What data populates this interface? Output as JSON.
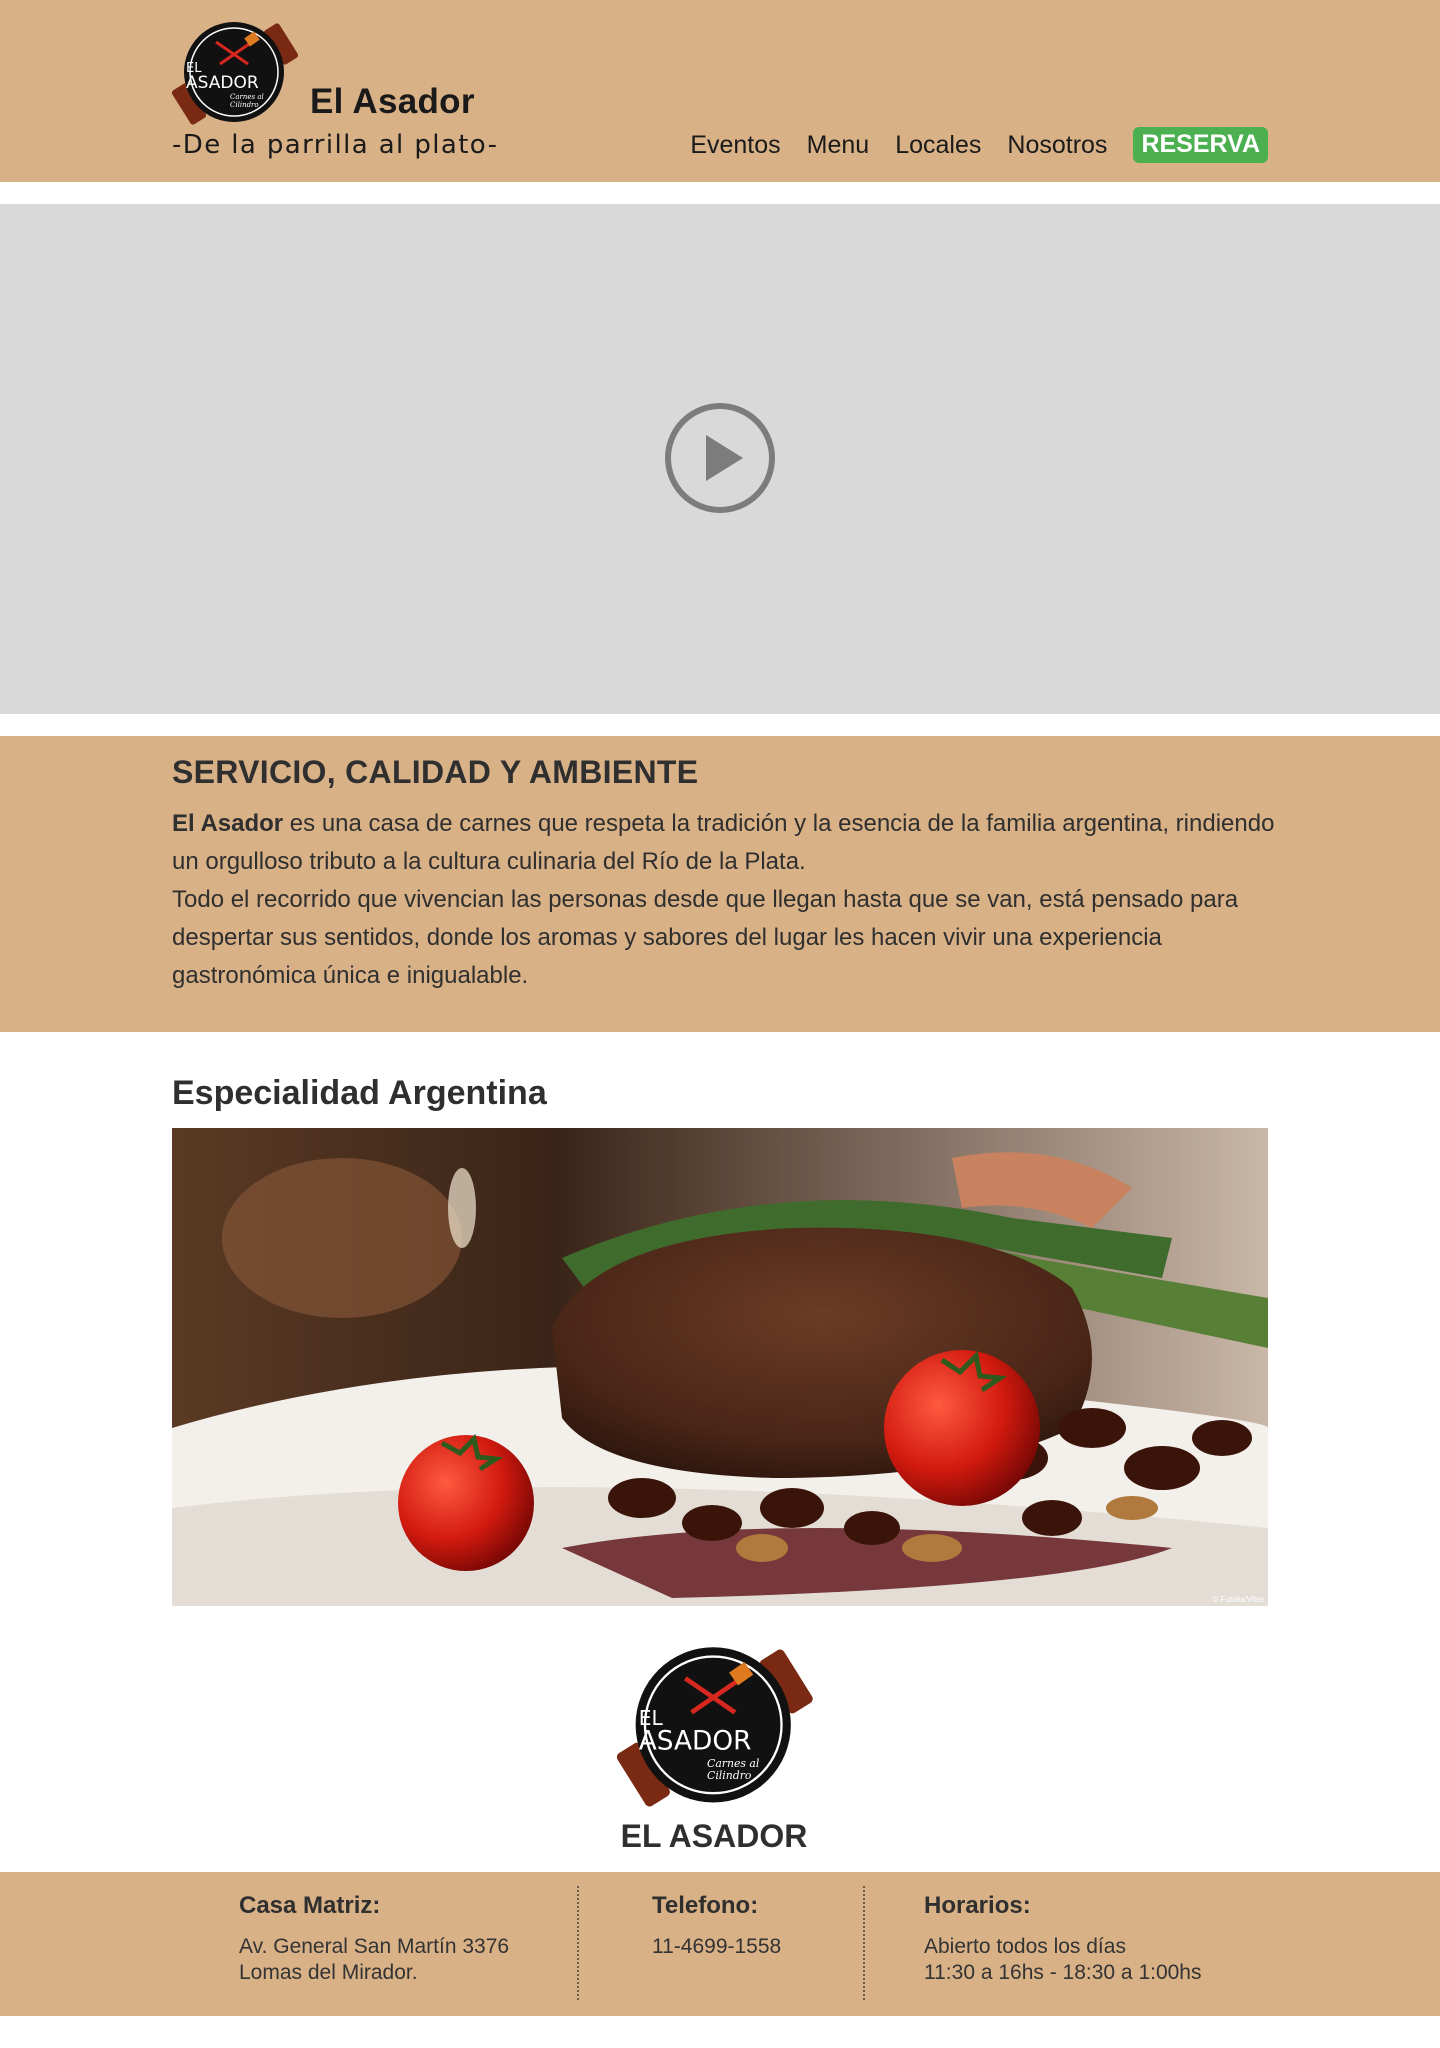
{
  "header": {
    "brand": "El Asador",
    "tagline": "-De la parrilla al plato-",
    "nav": [
      "Eventos",
      "Menu",
      "Locales",
      "Nosotros"
    ],
    "reserve_label": "RESERVA"
  },
  "logo": {
    "line1": "EL",
    "line2": "ASADOR",
    "line3": "Carnes al",
    "line4": "Cilindro"
  },
  "about": {
    "title": "SERVICIO, CALIDAD Y AMBIENTE",
    "brand_bold": "El Asador",
    "text_part1": " es una casa de carnes que respeta la tradición y la esencia de la familia argentina, rindiendo un orgulloso tributo a la cultura culinaria del Río de la Plata.",
    "text_part2": "Todo el recorrido que vivencian las personas desde que llegan hasta que se van, está pensado para despertar sus sentidos, donde los aromas y sabores del lugar les hacen vivir una experiencia gastronómica única e inigualable."
  },
  "specialty": {
    "title": "Especialidad Argentina",
    "image_credit": "© Fotolia/Vitss"
  },
  "footer": {
    "name": "EL ASADOR",
    "address_title": "Casa Matriz:",
    "address_line1": "Av. General San Martín 3376",
    "address_line2": "Lomas del Mirador.",
    "phone_title": "Telefono:",
    "phone": "11-4699-1558",
    "hours_title": "Horarios:",
    "hours_line1": "Abierto todos los días",
    "hours_line2": "11:30 a 16hs - 18:30 a 1:00hs"
  },
  "colors": {
    "band": "#d9b187",
    "reserve": "#4caf50",
    "video_bg": "#d9d9d9"
  }
}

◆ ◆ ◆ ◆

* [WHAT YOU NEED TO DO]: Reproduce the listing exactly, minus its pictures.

* [SOLUTION FOR THIS EXERCISE]:
What data populates this interface? Output as JSON.
{
  "header": {
    "brand": "El Asador",
    "tagline": "-De la parrilla al plato-",
    "nav": [
      "Eventos",
      "Menu",
      "Locales",
      "Nosotros"
    ],
    "reserve_label": "RESERVA"
  },
  "logo": {
    "line1": "EL",
    "line2": "ASADOR",
    "line3": "Carnes al",
    "line4": "Cilindro"
  },
  "about": {
    "title": "SERVICIO, CALIDAD Y AMBIENTE",
    "brand_bold": "El Asador",
    "text_part1": " es una casa de carnes que respeta la tradición y la esencia de la familia argentina, rindiendo un orgulloso tributo a la cultura culinaria del Río de la Plata.",
    "text_part2": "Todo el recorrido que vivencian las personas desde que llegan hasta que se van, está pensado para despertar sus sentidos, donde los aromas y sabores del lugar les hacen vivir una experiencia gastronómica única e inigualable."
  },
  "specialty": {
    "title": "Especialidad Argentina",
    "image_credit": "© Fotolia/Vitss"
  },
  "footer": {
    "name": "EL ASADOR",
    "address_title": "Casa Matriz:",
    "address_line1": "Av. General San Martín 3376",
    "address_line2": "Lomas del Mirador.",
    "phone_title": "Telefono:",
    "phone": "11-4699-1558",
    "hours_title": "Horarios:",
    "hours_line1": "Abierto todos los días",
    "hours_line2": "11:30 a 16hs - 18:30 a 1:00hs"
  },
  "colors": {
    "band": "#d9b187",
    "reserve": "#4caf50",
    "video_bg": "#d9d9d9"
  }
}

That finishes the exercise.